|Cooperative Classification||B64G1/645, B64G1/641, Y02T50/56, B64D2013/0644, H01R13/635|
|European Classification||H01R13/635, B64G1/64B, B64G1/64A|
|Apr 20, 1994||AS||Assignment|
Owner name: UNITED STATES OF AMERICA, THE, AS REPRESENTED BY T
Free format text: ASSIGNMENT OF ASSIGNORS INTEREST;ASSIGNORS:GENEROLI, ROBERT M.;YOUNG, HARRY J.;REEL/FRAME:006977/0640
Effective date: 19940420
|Sep 11, 1998||FPAY||Fee payment|

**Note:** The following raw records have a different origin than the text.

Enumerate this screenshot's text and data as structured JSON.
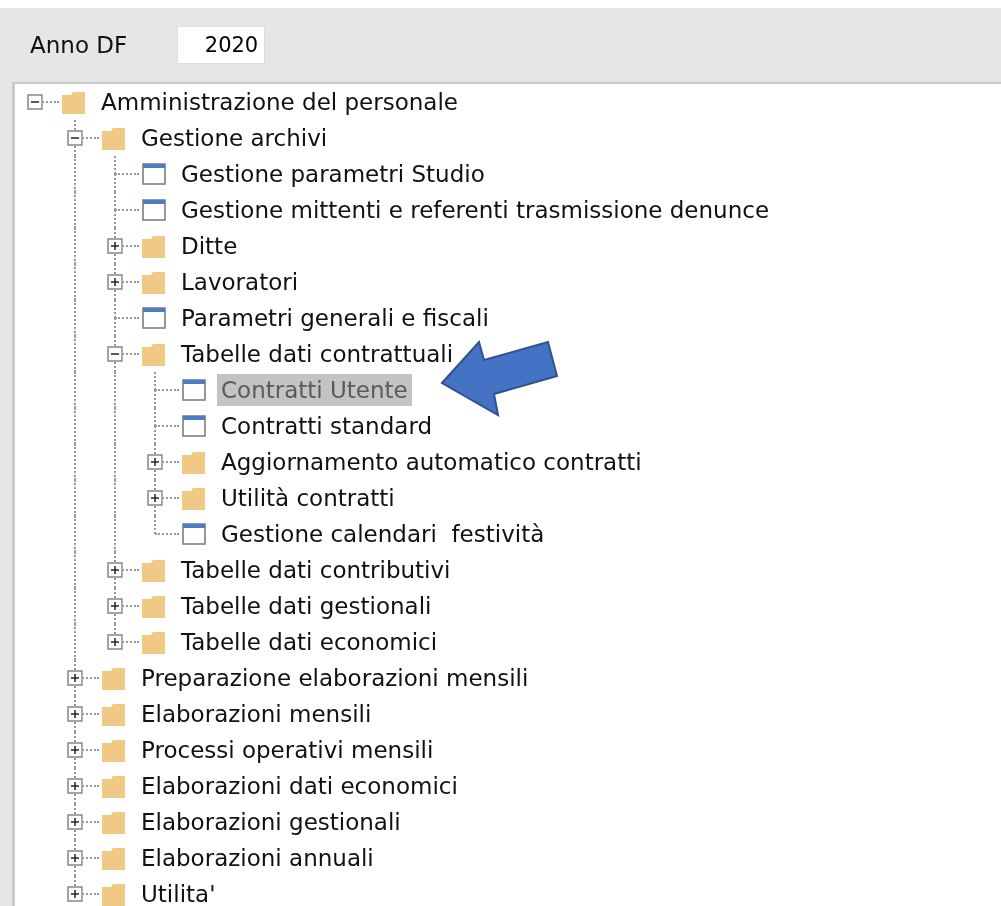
{
  "filter": {
    "label": "Anno DF",
    "value": "2020"
  },
  "tree": [
    {
      "label": "Amministrazione del personale",
      "kind": "folder",
      "expanded": true,
      "selected": false,
      "children": [
        {
          "label": "Gestione archivi",
          "kind": "folder",
          "expanded": true,
          "selected": false,
          "children": [
            {
              "label": "Gestione parametri Studio",
              "kind": "form",
              "selected": false
            },
            {
              "label": "Gestione mittenti e referenti trasmissione denunce",
              "kind": "form",
              "selected": false
            },
            {
              "label": "Ditte",
              "kind": "folder",
              "expanded": false,
              "selected": false
            },
            {
              "label": "Lavoratori",
              "kind": "folder",
              "expanded": false,
              "selected": false
            },
            {
              "label": "Parametri generali e fiscali",
              "kind": "form",
              "selected": false
            },
            {
              "label": "Tabelle dati contrattuali",
              "kind": "folder",
              "expanded": true,
              "selected": false,
              "children": [
                {
                  "label": "Contratti Utente",
                  "kind": "form",
                  "selected": true
                },
                {
                  "label": "Contratti standard",
                  "kind": "form",
                  "selected": false
                },
                {
                  "label": "Aggiornamento automatico contratti",
                  "kind": "folder",
                  "expanded": false,
                  "selected": false
                },
                {
                  "label": "Utilità contratti",
                  "kind": "folder",
                  "expanded": false,
                  "selected": false
                },
                {
                  "label": "Gestione calendari  festività",
                  "kind": "form",
                  "selected": false
                }
              ]
            },
            {
              "label": "Tabelle dati contributivi",
              "kind": "folder",
              "expanded": false,
              "selected": false
            },
            {
              "label": "Tabelle dati gestionali",
              "kind": "folder",
              "expanded": false,
              "selected": false
            },
            {
              "label": "Tabelle dati economici",
              "kind": "folder",
              "expanded": false,
              "selected": false
            }
          ]
        },
        {
          "label": "Preparazione elaborazioni mensili",
          "kind": "folder",
          "expanded": false,
          "selected": false
        },
        {
          "label": "Elaborazioni mensili",
          "kind": "folder",
          "expanded": false,
          "selected": false
        },
        {
          "label": "Processi operativi mensili",
          "kind": "folder",
          "expanded": false,
          "selected": false
        },
        {
          "label": "Elaborazioni dati economici",
          "kind": "folder",
          "expanded": false,
          "selected": false
        },
        {
          "label": "Elaborazioni gestionali",
          "kind": "folder",
          "expanded": false,
          "selected": false
        },
        {
          "label": "Elaborazioni annuali",
          "kind": "folder",
          "expanded": false,
          "selected": false
        },
        {
          "label": "Utilita'",
          "kind": "folder",
          "expanded": false,
          "selected": false
        }
      ]
    }
  ]
}
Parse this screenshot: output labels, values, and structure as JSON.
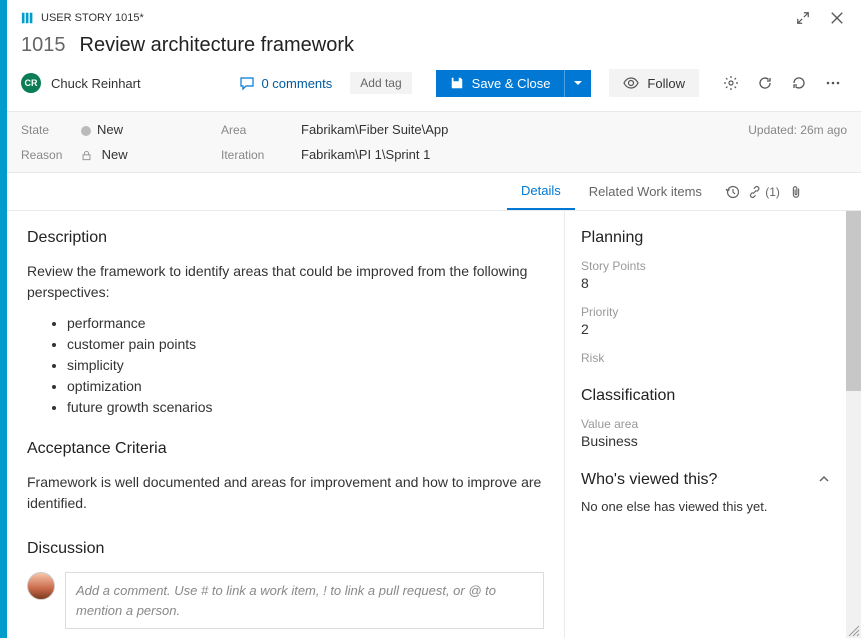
{
  "header": {
    "type_label": "USER STORY 1015*",
    "id": "1015",
    "title": "Review architecture framework",
    "assignee": "Chuck Reinhart",
    "assignee_initials": "CR",
    "comments_label": "0 comments",
    "add_tag_label": "Add tag",
    "save_close_label": "Save & Close",
    "follow_label": "Follow"
  },
  "info": {
    "state_label": "State",
    "state_value": "New",
    "reason_label": "Reason",
    "reason_value": "New",
    "area_label": "Area",
    "area_value": "Fabrikam\\Fiber Suite\\App",
    "iteration_label": "Iteration",
    "iteration_value": "Fabrikam\\PI 1\\Sprint 1",
    "updated_label": "Updated: 26m ago"
  },
  "tabs": {
    "details": "Details",
    "related": "Related Work items",
    "links_count": "(1)"
  },
  "left": {
    "description_title": "Description",
    "description_intro": "Review the framework to identify areas that could be improved from the following perspectives:",
    "bullets": [
      "performance",
      "customer pain points",
      "simplicity",
      "optimization",
      "future growth scenarios"
    ],
    "acceptance_title": "Acceptance Criteria",
    "acceptance_text": "Framework is well documented and areas for improvement and how to improve are identified.",
    "discussion_title": "Discussion",
    "discussion_placeholder": "Add a comment. Use # to link a work item, ! to link a pull request, or @ to mention a person."
  },
  "right": {
    "planning_title": "Planning",
    "story_points_label": "Story Points",
    "story_points_value": "8",
    "priority_label": "Priority",
    "priority_value": "2",
    "risk_label": "Risk",
    "classification_title": "Classification",
    "value_area_label": "Value area",
    "value_area_value": "Business",
    "viewed_title": "Who's viewed this?",
    "viewed_text": "No one else has viewed this yet."
  }
}
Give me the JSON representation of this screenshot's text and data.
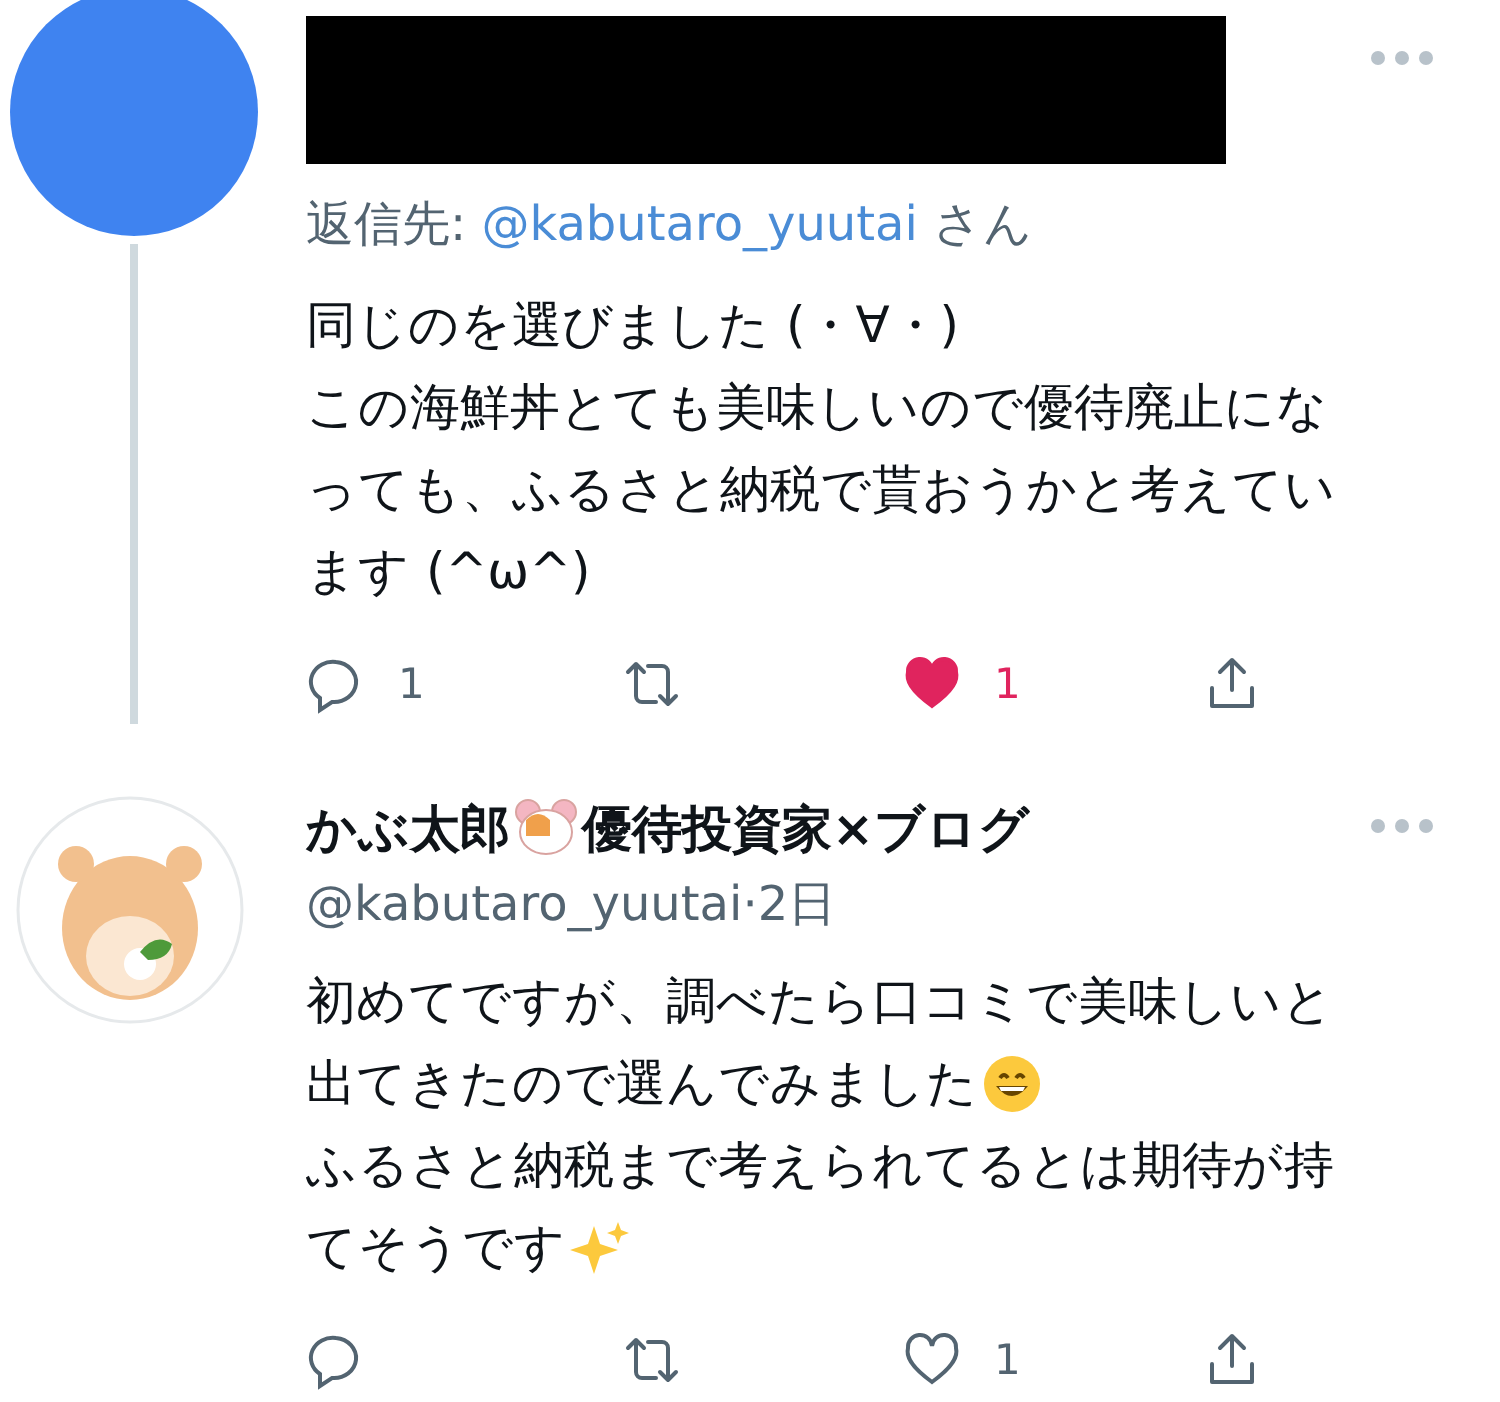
{
  "tweets": [
    {
      "avatar": {
        "kind": "plain",
        "color": "#3f83f0"
      },
      "redacted": true,
      "reply_to": {
        "prefix": "返信先:",
        "handle": "@kabutaro_yuutai",
        "suffix": "さん"
      },
      "lines": [
        {
          "kind": "plain",
          "text": "同じのを選びました (・∀・)"
        },
        {
          "kind": "plain",
          "text": "この海鮮丼とても美味しいので優待廃止にな"
        },
        {
          "kind": "plain",
          "text": "っても、ふるさと納税で貰おうかと考えてい"
        },
        {
          "kind": "plain",
          "text": "ます (^ω^)"
        }
      ],
      "actions": {
        "replies": "1",
        "liked": true,
        "likes": "1"
      }
    },
    {
      "avatar": {
        "kind": "drawing"
      },
      "redacted": false,
      "name": [
        "かぶ太郎",
        "優待投資家×ブログ"
      ],
      "handle": "@kabutaro_yuutai",
      "separator": "·",
      "time": "2日",
      "lines": [
        {
          "kind": "plain",
          "text": "初めてですが、調べたら口コミで美味しいと"
        },
        {
          "kind": "grin",
          "text": "出てきたので選んでみました"
        },
        {
          "kind": "plain",
          "text": "ふるさと納税まで考えられてるとは期待が持"
        },
        {
          "kind": "sparkles",
          "text": "てそうです"
        }
      ],
      "actions": {
        "liked": false,
        "likes": "1"
      }
    }
  ]
}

Year of fee payment: 4
|Oct 2, 2002||REMI||Maintenance fee reminder mailed|
|Mar 14, 2003||LAPS||Lapse for failure to pay maintenance fees|
|May 13, 2003||FP||Expired due to failure to pay maintenance fee|
Effective date: 20030314